You want more nitric oxide, while minimizing peroxynitrite.
Too much peroxynitrite can lead to the hardening of the arteries, known as arterial stiffness (atherosclerosis), which is a major risk factor for heart attack and stroke.
Peroxynitrite is a destructive free radical which can reduce elasticity in the artery, thus damaging the cardiovascular system.
Oxidative stress is just one of several suspected causes of arterial stiffness. Other suspected causes include stress, inflammation, age, and sugar.
Hardening of the arteries is like a clogged pipe, dangerously increasing a buildup of pressure.
The hardened arteritis are much more vulnerable to rupture, which increases stroke risk, especially when blood pressure is elevated.
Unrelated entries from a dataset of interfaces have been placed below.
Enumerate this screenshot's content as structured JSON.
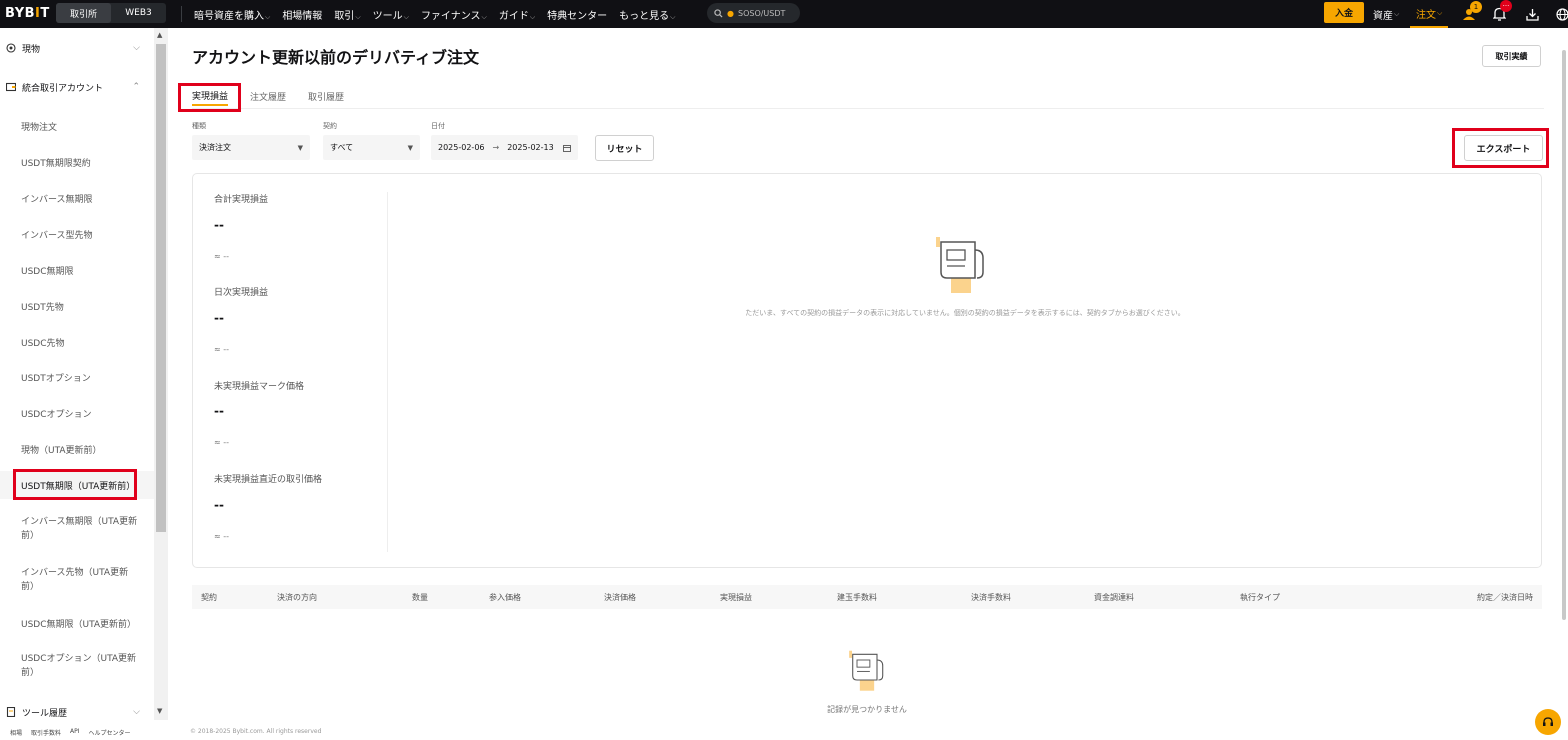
{
  "topbar": {
    "logo": {
      "main": "BYB",
      "dot": "I",
      "tail": "T"
    },
    "segments": [
      "取引所",
      "WEB3"
    ],
    "nav": [
      {
        "label": "暗号資産を購入",
        "caret": true
      },
      {
        "label": "相場情報",
        "caret": false
      },
      {
        "label": "取引",
        "caret": true
      },
      {
        "label": "ツール",
        "caret": true
      },
      {
        "label": "ファイナンス",
        "caret": true
      },
      {
        "label": "ガイド",
        "caret": true
      },
      {
        "label": "特典センター",
        "caret": false
      },
      {
        "label": "もっと見る",
        "caret": true
      }
    ],
    "search_text": "SOSO/USDT",
    "deposit": "入金",
    "assets": "資産",
    "orders": "注文",
    "user_badge": "1",
    "notif_badge": "···",
    "accent": "#f7a600"
  },
  "sidebar": {
    "sections": [
      {
        "label": "現物",
        "icon": "spot-icon"
      },
      {
        "label": "統合取引アカウント",
        "icon": "wallet-icon"
      }
    ],
    "items": [
      "現物注文",
      "USDT無期限契約",
      "インバース無期限",
      "インバース型先物",
      "USDC無期限",
      "USDT先物",
      "USDC先物",
      "USDTオプション",
      "USDCオプション",
      "現物（UTA更新前）",
      "USDT無期限（UTA更新前）",
      "インバース無期限（UTA更新前）",
      "インバース先物（UTA更新前）",
      "USDC無期限（UTA更新前）",
      "USDCオプション（UTA更新前）"
    ],
    "bottom_section": "ツール履歴",
    "footer_links": [
      "相場",
      "取引手数料",
      "API",
      "ヘルプセンター"
    ]
  },
  "main": {
    "title": "アカウント更新以前のデリバティブ注文",
    "history_button": "取引実績",
    "tabs": [
      "実現損益",
      "注文履歴",
      "取引履歴"
    ],
    "filters": {
      "type_label": "種類",
      "type_value": "決済注文",
      "contract_label": "契約",
      "contract_value": "すべて",
      "date_label": "日付",
      "date_from": "2025-02-06",
      "date_arrow": "→",
      "date_to": "2025-02-13"
    },
    "reset": "リセット",
    "export": "エクスポート",
    "stats": [
      {
        "label": "合計実現損益",
        "value": "--",
        "approx": "≈ --"
      },
      {
        "label": "日次実現損益",
        "value": "--",
        "approx": "≈ --"
      },
      {
        "label": "未実現損益マーク価格",
        "value": "--",
        "approx": "≈ --"
      },
      {
        "label": "未実現損益直近の取引価格",
        "value": "--",
        "approx": "≈ --"
      }
    ],
    "empty_message": "ただいま、すべての契約の損益データの表示に対応していません。個別の契約の損益データを表示するには、契約タブからお選びください。",
    "table_headers": [
      "契約",
      "決済の方向",
      "数量",
      "参入価格",
      "決済価格",
      "実現損益",
      "建玉手数料",
      "決済手数料",
      "資金調達料",
      "執行タイプ",
      "約定／決済日時"
    ],
    "no_records": "記録が見つかりません",
    "copyright": "© 2018-2025 Bybit.com. All rights reserved"
  }
}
Once the system is damaged, it’s only a matter of time before major problems occur.
Healthy blood flow is vital to get nutrients and oxygen carried throughout your body and for sending waste products out.
Hardened arteries do not cause symptoms until blood flow to a certain area of the body is slowed or blocked.
If the arteries supplying blood to the heart become narrow, this will cause chest pain (stable angina), shortness of breath, and other symptoms.
Narrowed or blocked arteries may also cause problems in the intestines, kidneys, legs, and brain.
The new study done by researchers at Nanomedical Research Laboratory at Ohio University was conducted to understand the connection between vitamin D and proper arterial function.
The arterial cells were treated with a human hormone that created distressed cells. As expected, the cells started producing a higher amount of peroxynitrite, altering the ratio of nitric oxide to peroxynitrite.
When researchers began adding vitamin D in tiny amounts, remarkable changes began happening.
With the presence of vitamin D3, nitric oxide levels rose.
Nearly a ten time increase flooded into the cells.
The study suggests that vitamin D supplementation restores normal function in the endothelium, a thin membrane that lines the inside of the heart and blood vessels.
Endothelial cells release substances that control vascular relaxation and contraction, as well as enzymes that control blood clotting, immune function, and platelet (a colorless substance in the blood) adhesion.
The improvement in this system can have remarkable health benefits besides preventing heart attack and stroke.
People with chronic kidney disease along with a vitamin D deficiency should talk to their doctor about supplementing because it may allow any damaged arteries to relax and work more effectively.
Obese patients have been found to benefit from vitamin D supplementation to help reduce the damage done by high blood pressure.
This latest study gives hope that even after damage has occurred, supplementing with vitamin D may give some patients more elastic and youthful arteries.